SUPER GT’s 2020 cars are the first to be built entirely in accordance with the rulebook that the Japanese championship had agreed with the DTM, the culmination of years of negotiations between the two series.
This paved the way for the first ‘Dream Race’ event to be held featuring five different manufacturers at Fuji Speedway last autumn.
However, the future of the tie-up is now in doubt as Audi leaving the DTM after the 2020 season may force the German championship to drop Class One rules in favour of a cheaper, more customer-friendly formula to ensure its survival.
But even if the two series end up diverging again from a regulatory standpoint, Cassidy thinks that SUPER GT will still enjoy the benefits of introducing more standard components and simplified aerodynamics.
“It looks potentially like it will help SUPER GT a little bit,” the 2017 series champion told Motorsport.com. “We share now a lot more common parts, which should bring down the costs a lot.

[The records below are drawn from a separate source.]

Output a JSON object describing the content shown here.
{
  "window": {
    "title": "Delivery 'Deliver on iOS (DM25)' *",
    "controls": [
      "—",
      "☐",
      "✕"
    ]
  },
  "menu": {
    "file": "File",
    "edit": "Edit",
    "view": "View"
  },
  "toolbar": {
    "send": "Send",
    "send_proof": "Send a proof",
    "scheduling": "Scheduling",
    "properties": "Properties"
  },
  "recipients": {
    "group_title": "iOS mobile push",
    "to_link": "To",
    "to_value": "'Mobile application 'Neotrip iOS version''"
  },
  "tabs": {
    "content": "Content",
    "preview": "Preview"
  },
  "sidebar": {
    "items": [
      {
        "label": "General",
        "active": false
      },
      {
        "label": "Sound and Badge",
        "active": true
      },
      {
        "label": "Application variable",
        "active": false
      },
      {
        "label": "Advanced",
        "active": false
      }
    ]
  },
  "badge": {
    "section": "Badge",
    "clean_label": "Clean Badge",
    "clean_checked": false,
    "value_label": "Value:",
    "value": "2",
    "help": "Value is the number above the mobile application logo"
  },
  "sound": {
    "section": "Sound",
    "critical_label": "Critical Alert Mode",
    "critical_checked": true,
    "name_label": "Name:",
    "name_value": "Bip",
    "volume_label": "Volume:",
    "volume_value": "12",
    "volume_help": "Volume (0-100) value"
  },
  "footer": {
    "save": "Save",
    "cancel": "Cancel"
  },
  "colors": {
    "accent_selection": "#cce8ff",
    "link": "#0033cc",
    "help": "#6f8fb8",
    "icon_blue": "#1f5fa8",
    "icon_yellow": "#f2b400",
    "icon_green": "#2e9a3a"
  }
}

Development has stopped in a lot of areas.
“The cars between the three manufacturers are closer than ever because we’re sharing those parts. The aero is less which means the development is less and we’re saving money.
“They’ve definitely done things to match these Class One regulations, which will help the championship going forwards. For the manufacturers here, maybe that was a good thing even though [potentially] DTM won’t be there anymore.”

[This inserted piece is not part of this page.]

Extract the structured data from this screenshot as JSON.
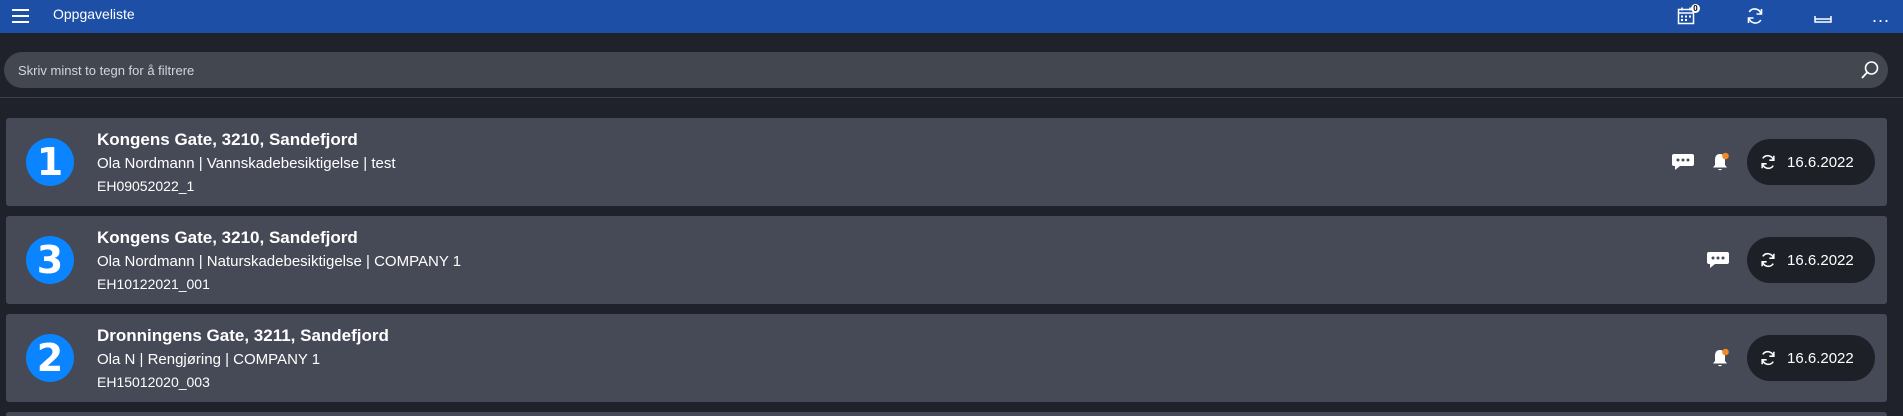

Honda faced the biggest challenge of SUPER GT’s three GT500 manufacturers as it was forced by the Class One rules to abandon its mid-engined NSX-GT in favour of a front-engined version of the car, bringing it in line with rivals Nissan and Toyota.
Other changes include the adoption of the DTM’s Bosch electronics, common suspension parts, a standard floor and an aero development freeze around the front and rear wheel arches.
Cassidy added: “I don’t think SUPER GT really knew about [the risk of Audi leaving the DTM] and they wanted to be aligned more.
“It’s a shame that it happened and that potentially [further] joint races might not eventuate, but in terms of our own championship it’s great we are more aligned.
“[The DTM’s future] won’t affect SUPER GT too much. It’s more the international fanbase that takes a hit, that’s the most disappointing thing. But in terms of the teams and the manufacturers, potentially they aren’t too worried about it.”